The script by Eileen and Robert Bassing is very intelligent, even if it did momentarily succumb to a hackneyed form of soap opera, unless every New England town is really a Peyton Place in disguise, which is a possibility. I couldn't endure the rough climate long enough to know for sure.
Speaking of New England, I loved the on site locations during the frigid winter in the Greater Boston suburban towns of Marblehead and Medford, Massachusetts and in Boston itself during the 1958 Christmas season. For me, it allowed a glimpse of the past era of a city that has undergone substantial and dramatic changes since that time. I couldn't understand, however, why Tufts University couldn't be identified by its actual name while Harvard could. Is it because one gave the producers permission while the other didn't want its prestigious academic reputation to be tarnished by the abundance of smothering, academic stuffiness and pomposity as depicted here?

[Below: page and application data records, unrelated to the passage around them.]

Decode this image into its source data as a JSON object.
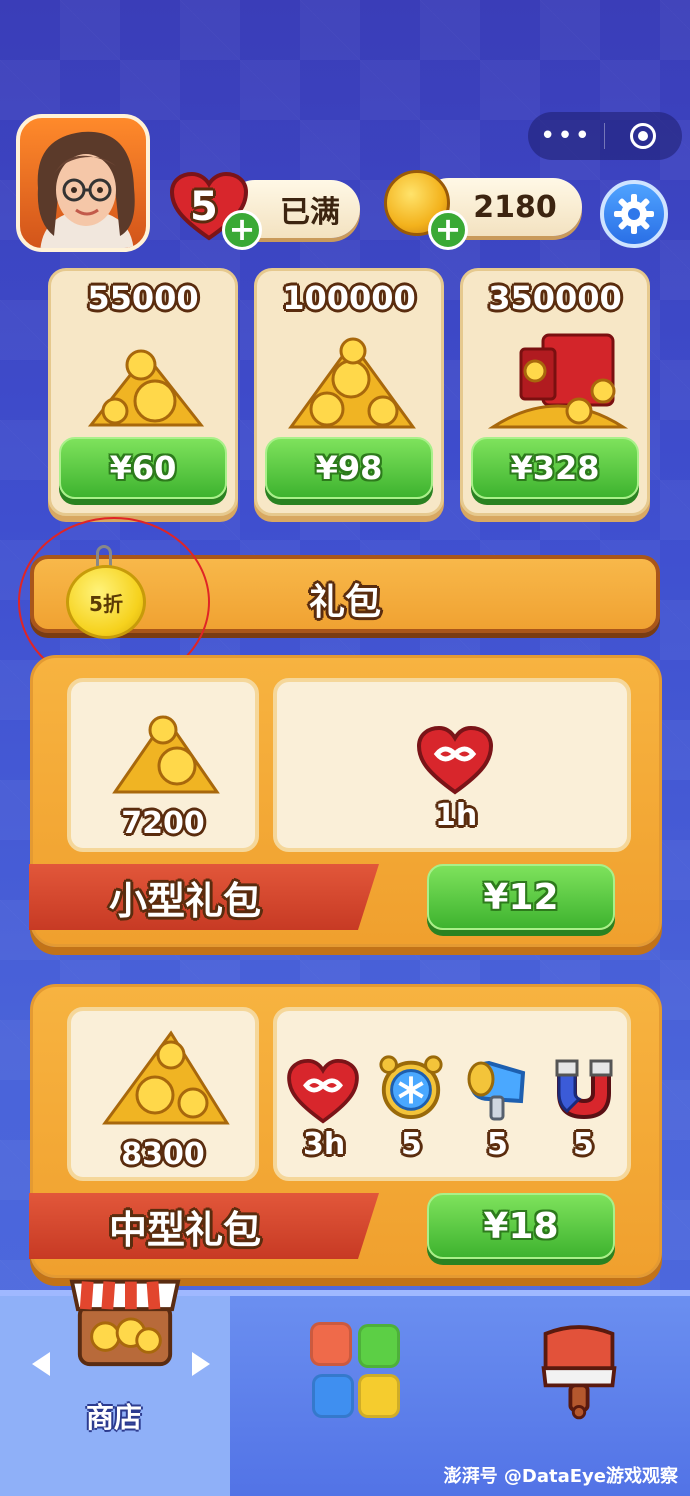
{
  "top_bar": {
    "menu_dots_label": "•••",
    "lives": {
      "count": "5",
      "status": "已满"
    },
    "coins": {
      "balance": "2180"
    },
    "plus_symbol": "+"
  },
  "coin_offers": [
    {
      "amount": "55000",
      "price": "¥60"
    },
    {
      "amount": "100000",
      "price": "¥98"
    },
    {
      "amount": "350000",
      "price": "¥328"
    }
  ],
  "gift_banner": {
    "title": "礼包",
    "discount_tag": "5折"
  },
  "packs": [
    {
      "name": "小型礼包",
      "coins": "7200",
      "items": [
        {
          "icon": "infinite-heart-icon",
          "label": "1h"
        }
      ],
      "price": "¥12"
    },
    {
      "name": "中型礼包",
      "coins": "8300",
      "items": [
        {
          "icon": "infinite-heart-icon",
          "label": "3h"
        },
        {
          "icon": "freeze-clock-icon",
          "label": "5"
        },
        {
          "icon": "hammer-icon",
          "label": "5"
        },
        {
          "icon": "magnet-icon",
          "label": "5"
        }
      ],
      "price": "¥18"
    }
  ],
  "bottom_nav": {
    "shop_label": "商店"
  },
  "watermark": "澎湃号 @DataEye游戏观察",
  "colors": {
    "background": "#3f4fcf",
    "button_green": "#3eb32f",
    "banner_orange": "#f0a232",
    "ribbon_red": "#c73a24"
  }
}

What I like most about this film is its complex and sensitive portrayal of the subject of mental illness, especially considering its 1950's setting. Unfortunately, all victims of mental illness do not enjoy the advantage of having such wonderful, unselfish friends as Charlotte Bronn had in Jake Diamond and Hamilton Gregory, who were both created with very human, multifaceted flaws in their own right. And how many patients of mental illness look like Jean Simmons, even on a bad hair day? Admittedly, I am mesmerized by the woman in almost every picture where she appears, going way back to her portrayal of Stella in "Great Expectations". I very much appreciated the human complexity of nearly all of the characters, both major and minor. Even the mostly unsympathetic character of Mattie, the maid, wasn't so simple. "Nothing ever happens to me," says she. Could you delve into that view of yourself a bit more? We want to know more about that, Mattie.